Below are entries; tally how many lines hold the string "true" and answer with only that figure.

Start of EXTRACTED RECORDS

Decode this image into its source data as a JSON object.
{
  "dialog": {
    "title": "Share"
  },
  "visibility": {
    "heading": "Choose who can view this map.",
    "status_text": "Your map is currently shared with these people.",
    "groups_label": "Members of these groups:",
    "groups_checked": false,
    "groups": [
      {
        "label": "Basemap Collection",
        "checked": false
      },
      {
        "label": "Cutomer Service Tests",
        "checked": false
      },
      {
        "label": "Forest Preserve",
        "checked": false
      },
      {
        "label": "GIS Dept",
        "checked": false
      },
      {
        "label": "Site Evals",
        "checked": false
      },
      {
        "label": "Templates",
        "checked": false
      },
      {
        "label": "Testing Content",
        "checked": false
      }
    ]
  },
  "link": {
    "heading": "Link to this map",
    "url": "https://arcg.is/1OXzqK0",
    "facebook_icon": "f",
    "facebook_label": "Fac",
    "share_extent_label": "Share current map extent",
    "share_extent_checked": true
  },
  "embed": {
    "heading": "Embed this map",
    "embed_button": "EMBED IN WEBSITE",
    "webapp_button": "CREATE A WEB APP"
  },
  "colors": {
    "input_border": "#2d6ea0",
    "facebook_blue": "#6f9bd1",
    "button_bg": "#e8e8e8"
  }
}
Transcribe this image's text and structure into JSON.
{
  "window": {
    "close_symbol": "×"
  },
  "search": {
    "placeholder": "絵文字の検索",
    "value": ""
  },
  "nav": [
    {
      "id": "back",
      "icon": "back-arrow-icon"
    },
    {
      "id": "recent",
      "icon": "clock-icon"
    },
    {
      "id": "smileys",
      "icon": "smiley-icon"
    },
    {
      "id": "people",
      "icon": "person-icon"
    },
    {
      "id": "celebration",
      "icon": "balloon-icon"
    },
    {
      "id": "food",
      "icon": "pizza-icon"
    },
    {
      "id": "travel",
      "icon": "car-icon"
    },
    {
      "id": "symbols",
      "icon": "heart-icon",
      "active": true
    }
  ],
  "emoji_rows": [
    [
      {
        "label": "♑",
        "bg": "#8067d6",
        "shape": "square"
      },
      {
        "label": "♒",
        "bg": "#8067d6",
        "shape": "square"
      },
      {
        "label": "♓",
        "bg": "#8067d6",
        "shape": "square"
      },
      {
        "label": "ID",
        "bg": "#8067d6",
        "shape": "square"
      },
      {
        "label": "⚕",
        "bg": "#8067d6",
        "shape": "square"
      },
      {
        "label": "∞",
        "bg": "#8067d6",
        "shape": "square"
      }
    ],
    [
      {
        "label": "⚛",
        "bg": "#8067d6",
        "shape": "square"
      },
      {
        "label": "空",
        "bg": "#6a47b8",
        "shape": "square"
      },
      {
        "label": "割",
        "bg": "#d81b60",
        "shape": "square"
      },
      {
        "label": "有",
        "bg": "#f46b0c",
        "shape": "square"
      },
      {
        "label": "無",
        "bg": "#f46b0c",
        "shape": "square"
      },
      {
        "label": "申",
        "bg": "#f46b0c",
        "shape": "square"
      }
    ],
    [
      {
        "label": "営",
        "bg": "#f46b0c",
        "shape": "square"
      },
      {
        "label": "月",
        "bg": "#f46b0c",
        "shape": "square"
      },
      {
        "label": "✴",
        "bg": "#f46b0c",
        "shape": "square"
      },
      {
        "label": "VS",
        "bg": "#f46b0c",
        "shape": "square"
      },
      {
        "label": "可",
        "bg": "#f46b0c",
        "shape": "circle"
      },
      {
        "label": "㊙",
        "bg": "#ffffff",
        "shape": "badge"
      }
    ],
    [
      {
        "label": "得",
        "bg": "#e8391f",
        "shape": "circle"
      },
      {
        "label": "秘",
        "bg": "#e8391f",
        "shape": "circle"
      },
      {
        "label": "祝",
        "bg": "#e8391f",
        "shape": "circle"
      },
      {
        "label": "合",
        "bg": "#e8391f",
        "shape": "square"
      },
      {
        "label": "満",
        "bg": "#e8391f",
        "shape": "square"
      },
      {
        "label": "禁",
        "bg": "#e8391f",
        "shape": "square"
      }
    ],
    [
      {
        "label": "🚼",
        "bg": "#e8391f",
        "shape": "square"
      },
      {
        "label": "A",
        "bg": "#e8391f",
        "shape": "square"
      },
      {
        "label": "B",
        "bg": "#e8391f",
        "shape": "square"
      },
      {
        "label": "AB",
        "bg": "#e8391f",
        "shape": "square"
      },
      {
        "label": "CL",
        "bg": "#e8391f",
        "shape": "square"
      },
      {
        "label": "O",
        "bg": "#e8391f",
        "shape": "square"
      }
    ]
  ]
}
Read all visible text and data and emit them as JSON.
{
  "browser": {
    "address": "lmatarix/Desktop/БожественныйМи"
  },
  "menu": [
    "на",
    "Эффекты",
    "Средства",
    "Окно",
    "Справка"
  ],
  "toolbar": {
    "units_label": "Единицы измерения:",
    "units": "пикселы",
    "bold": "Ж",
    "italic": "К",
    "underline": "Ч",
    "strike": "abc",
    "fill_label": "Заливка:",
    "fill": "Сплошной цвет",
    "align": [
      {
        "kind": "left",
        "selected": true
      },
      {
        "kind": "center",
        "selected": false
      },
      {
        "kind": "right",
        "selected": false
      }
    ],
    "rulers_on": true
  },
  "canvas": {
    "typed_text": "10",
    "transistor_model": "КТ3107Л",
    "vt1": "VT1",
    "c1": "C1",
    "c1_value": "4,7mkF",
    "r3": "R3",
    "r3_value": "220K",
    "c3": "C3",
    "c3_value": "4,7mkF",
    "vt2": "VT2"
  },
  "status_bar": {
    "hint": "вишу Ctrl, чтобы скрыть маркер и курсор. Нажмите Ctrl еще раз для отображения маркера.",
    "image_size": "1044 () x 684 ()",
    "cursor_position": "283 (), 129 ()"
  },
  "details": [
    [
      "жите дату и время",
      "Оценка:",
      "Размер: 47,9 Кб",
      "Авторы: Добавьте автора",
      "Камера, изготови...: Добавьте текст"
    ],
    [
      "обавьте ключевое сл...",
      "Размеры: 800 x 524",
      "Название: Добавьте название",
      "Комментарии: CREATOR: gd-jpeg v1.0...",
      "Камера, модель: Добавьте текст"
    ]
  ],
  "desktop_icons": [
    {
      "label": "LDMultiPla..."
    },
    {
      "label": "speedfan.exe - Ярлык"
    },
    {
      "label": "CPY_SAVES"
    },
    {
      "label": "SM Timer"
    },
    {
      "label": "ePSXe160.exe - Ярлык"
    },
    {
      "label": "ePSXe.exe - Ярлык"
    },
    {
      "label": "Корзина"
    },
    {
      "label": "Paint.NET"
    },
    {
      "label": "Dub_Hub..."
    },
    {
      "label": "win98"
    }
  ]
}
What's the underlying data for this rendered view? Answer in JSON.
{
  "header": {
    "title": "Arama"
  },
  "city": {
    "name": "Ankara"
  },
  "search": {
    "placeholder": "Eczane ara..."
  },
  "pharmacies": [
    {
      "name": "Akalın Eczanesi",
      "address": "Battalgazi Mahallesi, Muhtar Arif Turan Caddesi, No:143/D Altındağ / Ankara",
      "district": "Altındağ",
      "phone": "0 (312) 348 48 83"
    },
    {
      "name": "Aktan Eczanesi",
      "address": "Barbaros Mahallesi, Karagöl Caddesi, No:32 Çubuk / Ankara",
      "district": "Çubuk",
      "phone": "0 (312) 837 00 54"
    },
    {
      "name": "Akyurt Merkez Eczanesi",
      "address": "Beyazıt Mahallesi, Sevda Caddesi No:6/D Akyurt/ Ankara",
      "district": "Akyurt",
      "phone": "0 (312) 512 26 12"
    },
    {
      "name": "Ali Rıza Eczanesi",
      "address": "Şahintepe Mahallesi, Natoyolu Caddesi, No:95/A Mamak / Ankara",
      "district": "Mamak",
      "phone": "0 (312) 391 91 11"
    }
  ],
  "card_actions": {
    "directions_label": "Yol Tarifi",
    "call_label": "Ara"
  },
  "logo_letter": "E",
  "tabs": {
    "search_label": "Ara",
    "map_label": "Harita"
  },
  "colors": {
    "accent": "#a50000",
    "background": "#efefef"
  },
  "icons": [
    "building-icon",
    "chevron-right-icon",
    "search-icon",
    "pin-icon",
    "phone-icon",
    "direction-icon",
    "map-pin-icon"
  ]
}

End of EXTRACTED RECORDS

__YOUR RESPONSE__: 4